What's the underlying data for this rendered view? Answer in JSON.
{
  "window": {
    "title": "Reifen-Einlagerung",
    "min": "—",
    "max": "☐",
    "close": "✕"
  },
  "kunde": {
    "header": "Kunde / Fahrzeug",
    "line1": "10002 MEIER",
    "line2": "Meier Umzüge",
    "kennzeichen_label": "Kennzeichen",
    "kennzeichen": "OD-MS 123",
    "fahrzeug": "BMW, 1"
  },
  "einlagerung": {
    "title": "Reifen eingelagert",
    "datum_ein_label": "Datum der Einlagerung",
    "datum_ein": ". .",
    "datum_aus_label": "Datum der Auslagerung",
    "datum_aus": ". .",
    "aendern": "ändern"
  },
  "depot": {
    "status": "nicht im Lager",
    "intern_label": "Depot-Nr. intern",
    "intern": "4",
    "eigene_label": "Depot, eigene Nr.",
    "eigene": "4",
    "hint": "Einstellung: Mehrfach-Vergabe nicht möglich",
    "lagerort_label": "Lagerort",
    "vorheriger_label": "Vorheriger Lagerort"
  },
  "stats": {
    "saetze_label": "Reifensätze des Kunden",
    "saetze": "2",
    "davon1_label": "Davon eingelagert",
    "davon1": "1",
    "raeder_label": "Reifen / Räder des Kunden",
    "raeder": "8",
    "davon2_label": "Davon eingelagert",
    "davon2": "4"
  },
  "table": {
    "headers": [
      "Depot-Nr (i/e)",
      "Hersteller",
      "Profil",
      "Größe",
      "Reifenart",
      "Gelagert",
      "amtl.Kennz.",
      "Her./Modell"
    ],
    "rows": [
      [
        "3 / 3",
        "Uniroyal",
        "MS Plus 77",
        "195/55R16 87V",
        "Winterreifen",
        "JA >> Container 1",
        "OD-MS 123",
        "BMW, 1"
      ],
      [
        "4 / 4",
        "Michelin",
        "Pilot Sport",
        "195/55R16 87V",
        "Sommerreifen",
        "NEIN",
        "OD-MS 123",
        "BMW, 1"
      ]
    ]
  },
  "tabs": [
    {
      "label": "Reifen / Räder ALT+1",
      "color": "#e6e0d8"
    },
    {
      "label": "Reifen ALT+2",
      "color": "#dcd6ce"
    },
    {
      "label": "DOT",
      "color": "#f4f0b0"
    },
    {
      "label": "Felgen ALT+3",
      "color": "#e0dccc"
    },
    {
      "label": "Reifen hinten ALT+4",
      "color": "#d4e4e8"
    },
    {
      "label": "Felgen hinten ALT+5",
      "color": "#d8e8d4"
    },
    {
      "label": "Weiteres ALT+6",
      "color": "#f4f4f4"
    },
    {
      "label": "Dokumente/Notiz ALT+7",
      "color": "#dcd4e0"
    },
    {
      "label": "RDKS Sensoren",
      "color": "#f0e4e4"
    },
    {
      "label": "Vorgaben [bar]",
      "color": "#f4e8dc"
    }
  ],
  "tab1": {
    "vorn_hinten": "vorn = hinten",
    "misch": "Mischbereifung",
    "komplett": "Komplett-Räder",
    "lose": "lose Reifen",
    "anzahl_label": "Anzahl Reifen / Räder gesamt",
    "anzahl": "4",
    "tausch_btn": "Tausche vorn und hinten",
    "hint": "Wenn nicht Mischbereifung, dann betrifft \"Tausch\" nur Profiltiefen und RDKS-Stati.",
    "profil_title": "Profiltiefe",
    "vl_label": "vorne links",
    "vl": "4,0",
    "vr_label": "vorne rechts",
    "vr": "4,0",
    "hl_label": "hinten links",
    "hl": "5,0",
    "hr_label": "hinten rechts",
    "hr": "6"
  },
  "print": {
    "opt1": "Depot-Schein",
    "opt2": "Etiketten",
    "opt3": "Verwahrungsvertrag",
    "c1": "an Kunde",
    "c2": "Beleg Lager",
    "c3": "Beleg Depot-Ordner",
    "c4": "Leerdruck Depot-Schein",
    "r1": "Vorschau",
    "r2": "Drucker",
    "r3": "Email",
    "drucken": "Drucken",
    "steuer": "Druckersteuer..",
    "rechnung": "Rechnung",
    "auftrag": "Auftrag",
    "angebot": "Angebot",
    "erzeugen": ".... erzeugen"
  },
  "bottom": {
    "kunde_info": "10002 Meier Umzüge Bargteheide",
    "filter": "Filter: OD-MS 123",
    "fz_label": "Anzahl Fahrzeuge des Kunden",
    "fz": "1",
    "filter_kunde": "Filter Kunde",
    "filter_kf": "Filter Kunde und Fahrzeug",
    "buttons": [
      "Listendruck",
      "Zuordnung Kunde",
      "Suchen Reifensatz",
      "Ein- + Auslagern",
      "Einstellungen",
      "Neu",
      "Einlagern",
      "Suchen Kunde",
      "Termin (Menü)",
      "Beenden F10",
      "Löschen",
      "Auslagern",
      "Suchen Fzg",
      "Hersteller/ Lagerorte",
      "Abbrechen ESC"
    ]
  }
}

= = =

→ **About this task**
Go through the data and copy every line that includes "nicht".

→ **Your solution**
    "status": "nicht im Lager",
    "hint": "Einstellung: Mehrfach-Vergabe nicht möglich",
    "hint": "Wenn nicht Mischbereifung, dann betrifft \"Tausch\" nur Profiltiefen und RDKS-Stati.",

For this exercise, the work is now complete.